Tuesday, December 03, 2013

UAH: Last 5 Years Still the Warmest

The UAH anomaly for the lower troposphere for November was +0.19°C, which doesn't look impressive until you remember that their base period, 1981-2010, is quite recent.

(Really, is it too much to ask for the five major groups to get together and decide on, and use, a common base period? And for UAH and RSS to decide if their results warrant 2 significant figures (UAH, though they give 3 on Roy Spencer's blog) or 3 (RSS)? They're using the same raw data, after all, though with slightly different methodologies.)

In any case, this is still the warmest 5 years in the UAH record, though this isn't a statisically significant statement at the canonical level.


Arno Arrak said...

Pretty stupid to make big deal of the last 5 (or last 14) years being the warmest on record. It comes from ignorance of the global temperature record. These years are the warmest because of the influence of the super El Nino of 1998, not because if an imaginary AGW. That super El Nino is a wild card that interrupted the regular sequence of El Ninos and La Ninas that are part of the ENSO oscillation. First, in the satellite records the 1998 El Nino peak is twice as high as any preceding peaks. There are none like that for a century before it and none since. Second, it carried a huge amount of warm water across the ocean that caused a step warming. In three years this raised global temperature by a third of a degree Celsius and then stopped. It was followed by a seven year warm platform called the twenty-first century high. The regular ENSO oscillations then resumed with the La Nina of 2008 but their mean temperature stayed at the level of the twenty-first century high. This created a standstill of global warming you people like to call hiatus because you do not like its real name - cessation of warming. That step warming, by the way, was the only warming during the entire satellite era that began in 1979. I know your ground-based temperature curves have been showing a "late twentieth century warming" in the eighties and nineties that does not exist. For your information, GISTEMP, HadCRUT and NCDC are not showing it any more since last fall. They changed their data for the eighties and nineties secretly last fall and did not give a reason. The reason was that I exposed this fraud in my book "What Warming?"
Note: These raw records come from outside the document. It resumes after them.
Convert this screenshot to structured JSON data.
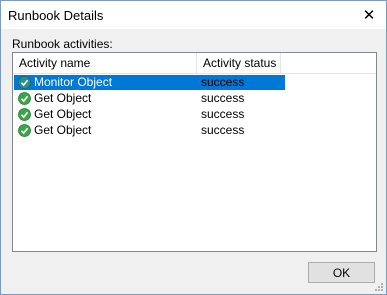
{
  "window": {
    "title": "Runbook Details",
    "close_glyph": "✕"
  },
  "activities": {
    "group_label": "Runbook activities:",
    "columns": [
      "Activity name",
      "Activity status"
    ],
    "rows": [
      {
        "name": "Monitor Object",
        "status": "success",
        "icon": "monitor-running-icon",
        "selected": true
      },
      {
        "name": "Get Object",
        "status": "success",
        "icon": "success-check-icon",
        "selected": false
      },
      {
        "name": "Get Object",
        "status": "success",
        "icon": "success-check-icon",
        "selected": false
      },
      {
        "name": "Get Object",
        "status": "success",
        "icon": "success-check-icon",
        "selected": false
      }
    ]
  },
  "footer": {
    "ok_label": "OK"
  },
  "colors": {
    "selection": "#0078d7",
    "success_green": "#3aa54a",
    "monitor_teal": "#2a8f8a"
  }
}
David Appell said...

You mean short-term trends are influenced by ocean cycles? This is what scientists have been saying for years! So it's fun to give the gander what they've been giving the goose.

Oale said...

yes it is, because otherwise the deniers would use it as a base for yet another conspiracy theory. Besides, it makes an attractive rehearsal for beginner statisticians.

Victor Venema said...

The WMO has written a proposal to update the climatological normals every decade, but it retains the 1961-90 for long term climate change assessments and keeps that unchanged as long as there are no scientific reasons to do so. The new 10-year periods are intended more for user products.

The climate normal for long term climate change assessments is a bit of problem for the relatively short satellite datasets. But satellite data is anyway not very suited to study long term trends, because of very difficult to correct non-climatic changes, even if the datasets were longer.

Victor Venema said...

The same dataset, produced this headline at WUWT one hour earlier:
"UAH Global temperature, down slightly, “the pause” continues".

Interesting how flexible people can be.